Required action ::
Search the data for the string "count" and copy each line where it turns up.
++++ Supplied material
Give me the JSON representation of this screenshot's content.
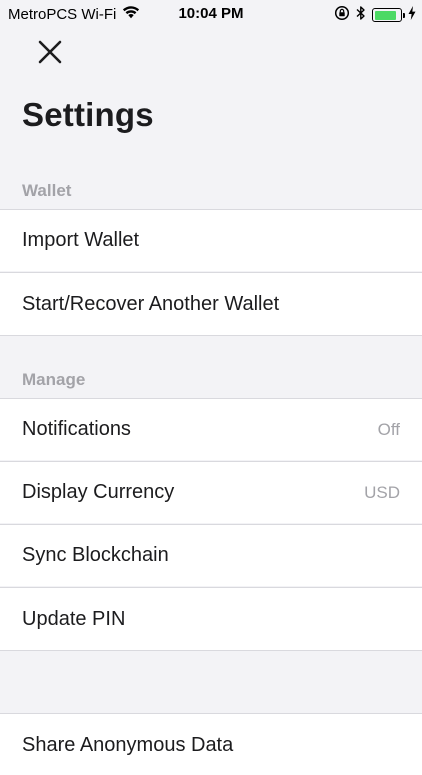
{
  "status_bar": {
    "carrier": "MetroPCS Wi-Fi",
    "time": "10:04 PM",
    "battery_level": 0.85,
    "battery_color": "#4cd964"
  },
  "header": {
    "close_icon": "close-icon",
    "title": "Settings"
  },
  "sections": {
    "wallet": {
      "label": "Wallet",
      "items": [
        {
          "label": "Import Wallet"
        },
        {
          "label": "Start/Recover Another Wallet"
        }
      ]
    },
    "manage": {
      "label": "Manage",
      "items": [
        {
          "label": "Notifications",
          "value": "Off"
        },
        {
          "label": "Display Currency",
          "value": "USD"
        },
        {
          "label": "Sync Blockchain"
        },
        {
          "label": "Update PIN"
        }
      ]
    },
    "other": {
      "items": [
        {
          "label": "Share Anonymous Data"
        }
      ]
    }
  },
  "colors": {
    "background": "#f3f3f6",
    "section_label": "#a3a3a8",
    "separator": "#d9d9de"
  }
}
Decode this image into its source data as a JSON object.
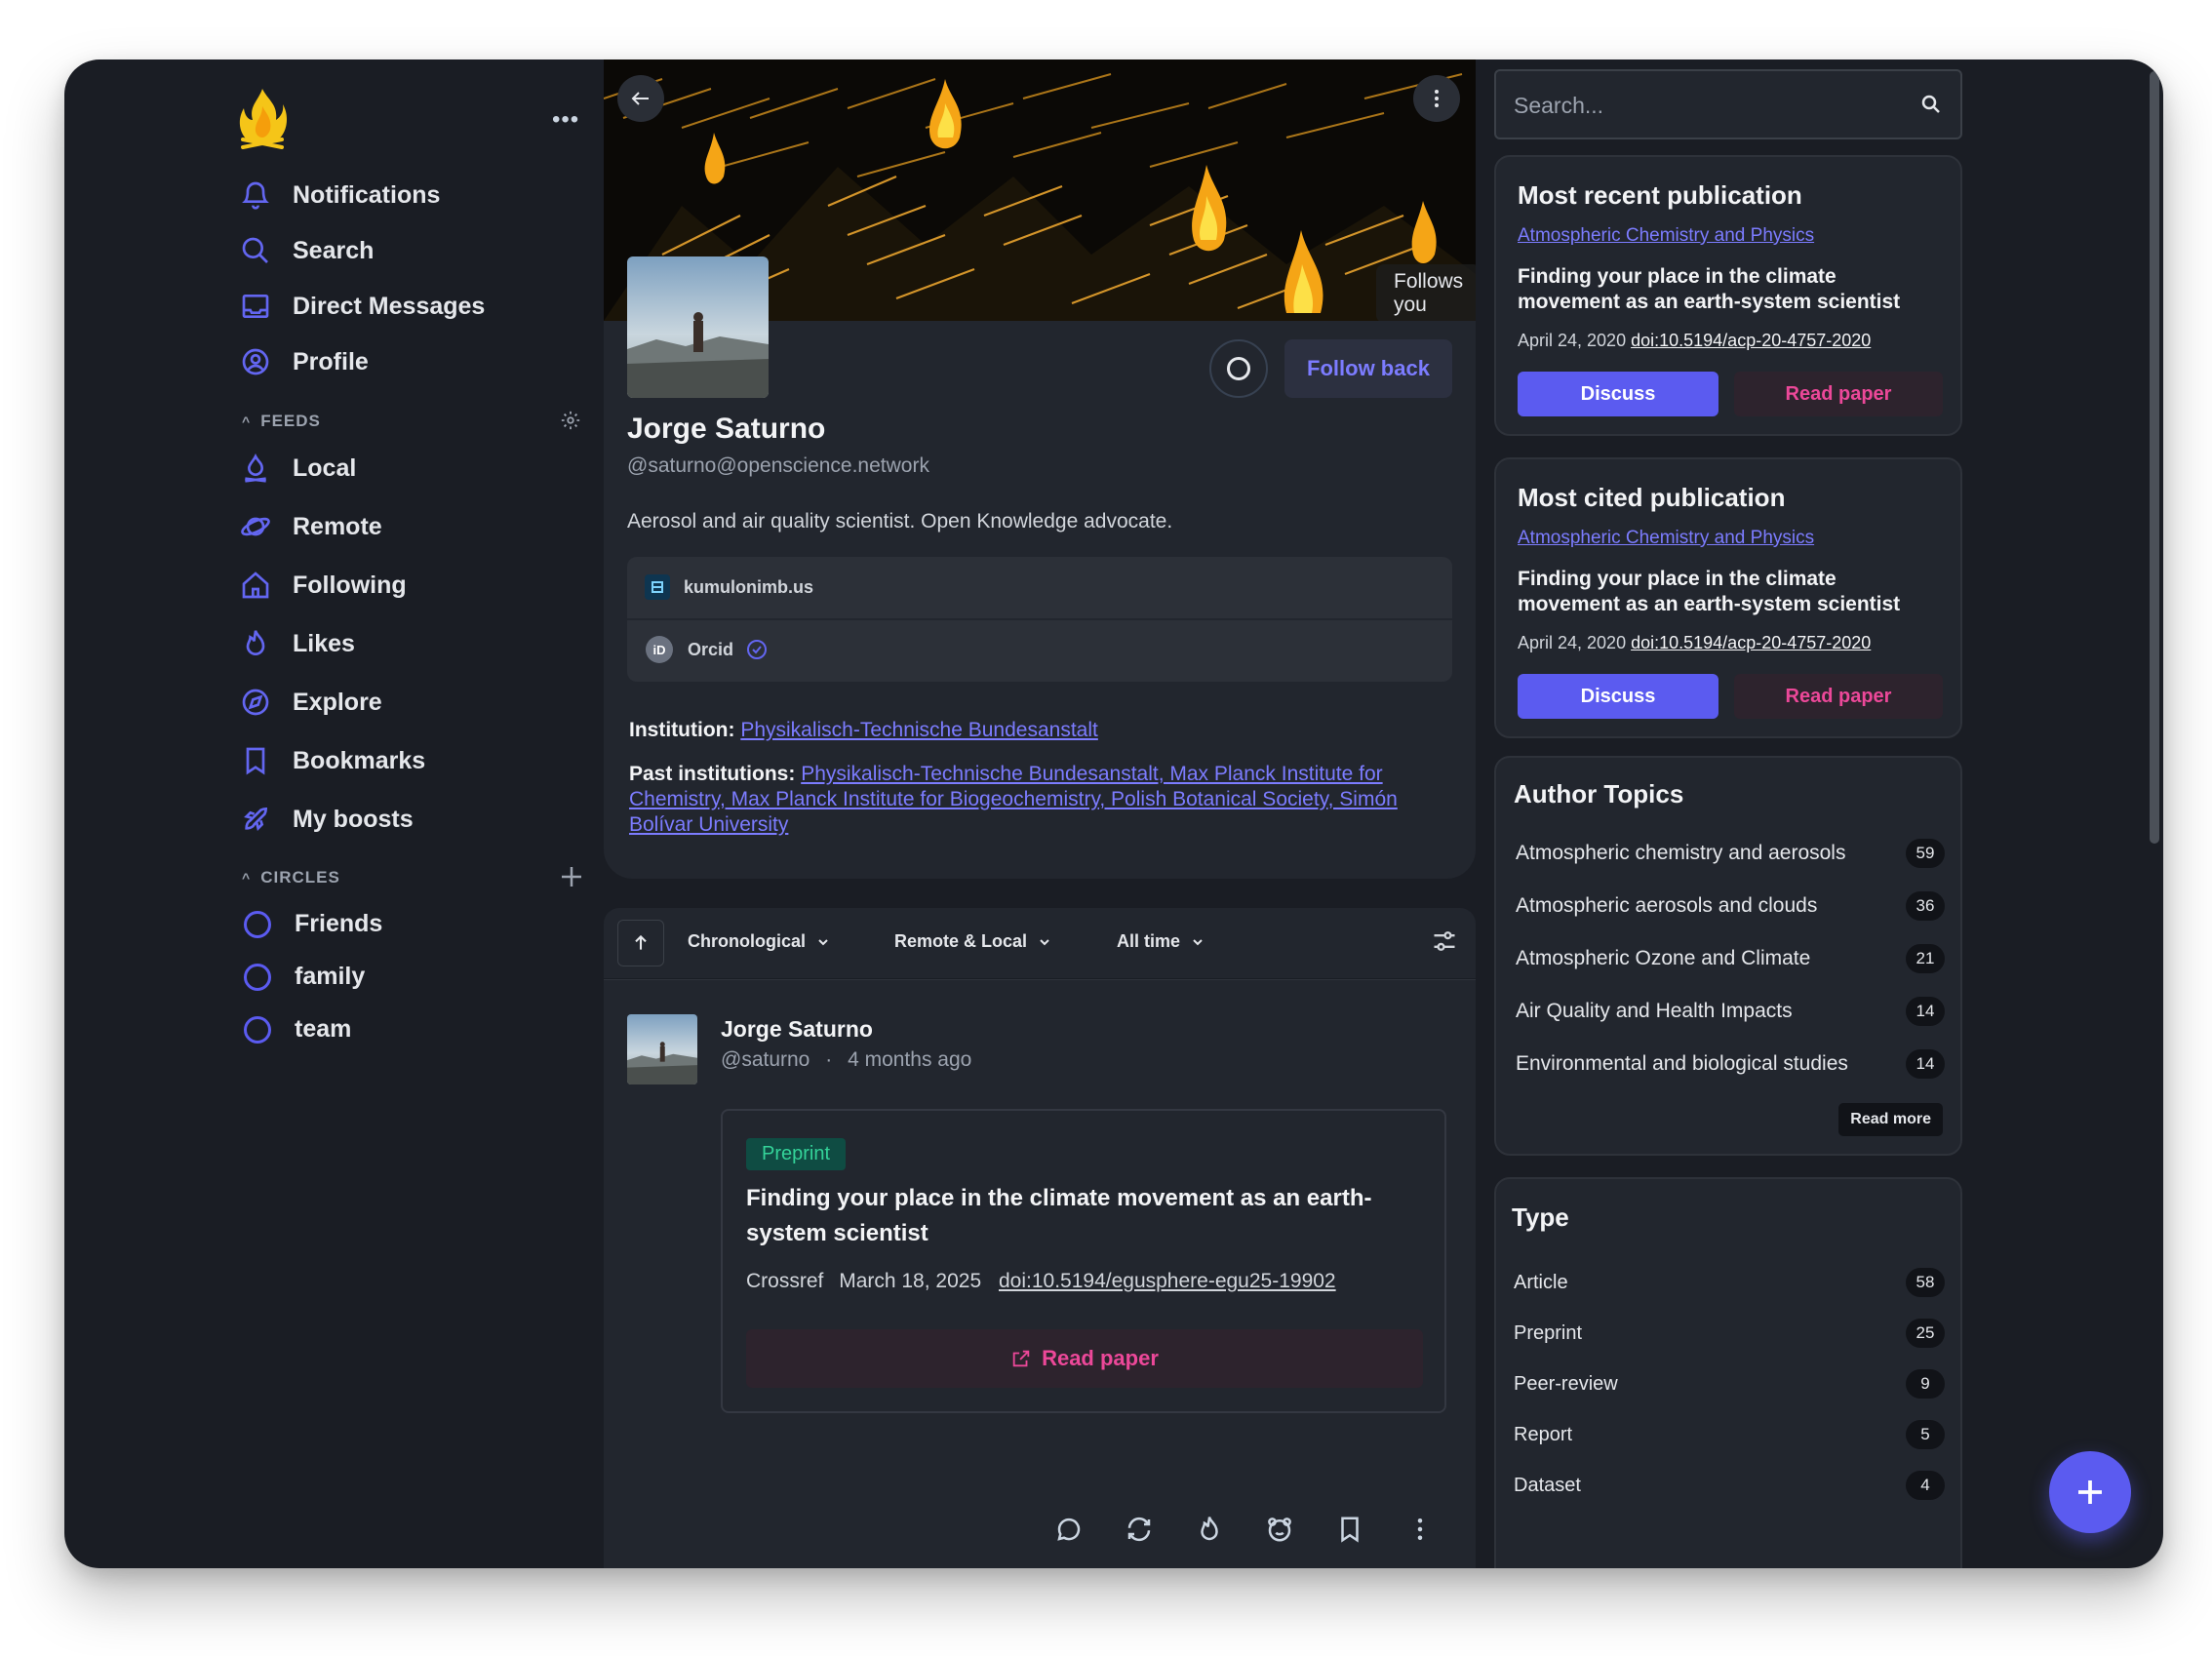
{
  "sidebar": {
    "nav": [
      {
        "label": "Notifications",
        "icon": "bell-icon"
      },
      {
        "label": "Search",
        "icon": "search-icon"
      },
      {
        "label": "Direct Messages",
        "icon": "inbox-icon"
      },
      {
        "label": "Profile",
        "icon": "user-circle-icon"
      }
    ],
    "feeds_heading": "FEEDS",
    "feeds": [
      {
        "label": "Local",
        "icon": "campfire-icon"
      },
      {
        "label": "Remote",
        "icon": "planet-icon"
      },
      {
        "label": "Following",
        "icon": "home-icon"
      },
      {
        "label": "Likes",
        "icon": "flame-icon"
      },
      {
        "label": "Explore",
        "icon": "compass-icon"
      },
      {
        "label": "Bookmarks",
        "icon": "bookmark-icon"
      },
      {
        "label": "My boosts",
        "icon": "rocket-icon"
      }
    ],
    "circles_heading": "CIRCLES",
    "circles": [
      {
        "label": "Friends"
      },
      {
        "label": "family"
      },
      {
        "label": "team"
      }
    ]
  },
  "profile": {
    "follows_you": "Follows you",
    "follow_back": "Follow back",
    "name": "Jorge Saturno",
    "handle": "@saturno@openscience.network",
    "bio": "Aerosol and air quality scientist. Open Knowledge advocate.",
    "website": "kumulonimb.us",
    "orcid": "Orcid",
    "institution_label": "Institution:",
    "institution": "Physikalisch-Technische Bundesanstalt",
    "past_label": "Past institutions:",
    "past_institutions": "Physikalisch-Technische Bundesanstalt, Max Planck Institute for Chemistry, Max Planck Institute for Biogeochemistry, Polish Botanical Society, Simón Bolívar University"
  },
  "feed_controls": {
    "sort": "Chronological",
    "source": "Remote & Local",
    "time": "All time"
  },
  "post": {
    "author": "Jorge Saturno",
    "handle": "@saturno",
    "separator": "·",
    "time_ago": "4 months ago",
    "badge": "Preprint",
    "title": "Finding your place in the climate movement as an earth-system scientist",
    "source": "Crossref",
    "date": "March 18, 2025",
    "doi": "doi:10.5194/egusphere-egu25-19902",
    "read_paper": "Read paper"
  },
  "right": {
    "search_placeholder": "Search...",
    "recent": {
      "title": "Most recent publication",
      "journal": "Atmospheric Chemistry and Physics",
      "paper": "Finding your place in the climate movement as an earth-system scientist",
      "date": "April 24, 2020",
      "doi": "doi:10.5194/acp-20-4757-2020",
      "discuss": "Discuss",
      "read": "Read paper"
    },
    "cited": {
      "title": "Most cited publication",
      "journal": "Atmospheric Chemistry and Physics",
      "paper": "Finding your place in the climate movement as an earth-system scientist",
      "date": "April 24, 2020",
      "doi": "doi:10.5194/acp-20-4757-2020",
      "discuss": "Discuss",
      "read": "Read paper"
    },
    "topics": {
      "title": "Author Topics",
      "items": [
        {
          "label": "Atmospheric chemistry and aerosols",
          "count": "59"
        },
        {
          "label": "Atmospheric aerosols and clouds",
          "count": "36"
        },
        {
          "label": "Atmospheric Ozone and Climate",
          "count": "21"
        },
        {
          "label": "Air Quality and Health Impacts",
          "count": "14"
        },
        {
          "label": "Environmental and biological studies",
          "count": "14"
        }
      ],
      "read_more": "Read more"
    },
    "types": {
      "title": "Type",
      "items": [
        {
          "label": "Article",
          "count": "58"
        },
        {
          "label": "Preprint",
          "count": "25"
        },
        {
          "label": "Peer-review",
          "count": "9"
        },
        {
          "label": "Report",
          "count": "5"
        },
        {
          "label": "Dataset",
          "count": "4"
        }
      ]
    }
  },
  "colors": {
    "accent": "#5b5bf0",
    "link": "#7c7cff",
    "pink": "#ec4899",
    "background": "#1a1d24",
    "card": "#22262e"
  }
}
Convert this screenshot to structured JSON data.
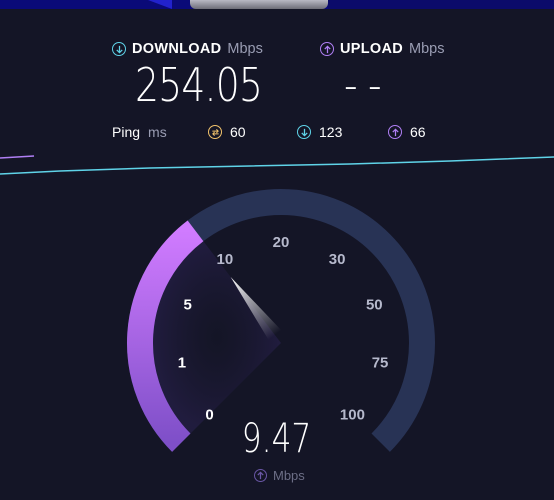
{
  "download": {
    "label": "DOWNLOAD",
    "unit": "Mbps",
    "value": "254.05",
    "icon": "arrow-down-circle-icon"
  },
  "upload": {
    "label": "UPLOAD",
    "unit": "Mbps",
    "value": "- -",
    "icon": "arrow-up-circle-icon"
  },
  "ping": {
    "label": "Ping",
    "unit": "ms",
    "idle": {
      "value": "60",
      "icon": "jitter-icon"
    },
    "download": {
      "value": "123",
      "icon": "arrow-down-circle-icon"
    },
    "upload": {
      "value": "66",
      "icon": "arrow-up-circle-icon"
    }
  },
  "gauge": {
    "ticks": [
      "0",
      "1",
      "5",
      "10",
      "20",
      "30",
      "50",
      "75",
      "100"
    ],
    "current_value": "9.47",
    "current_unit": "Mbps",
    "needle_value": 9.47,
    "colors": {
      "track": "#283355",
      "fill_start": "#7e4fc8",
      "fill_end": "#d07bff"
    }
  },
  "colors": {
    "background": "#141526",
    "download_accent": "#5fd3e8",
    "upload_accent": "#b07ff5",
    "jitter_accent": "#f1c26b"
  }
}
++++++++
Written response ::
          "count": "59"
          "count": "36"
          "count": "21"
          "count": "14"
          "count": "14"
          "count": "58"
          "count": "25"
          "count": "9"
          "count": "5"
          "count": "4"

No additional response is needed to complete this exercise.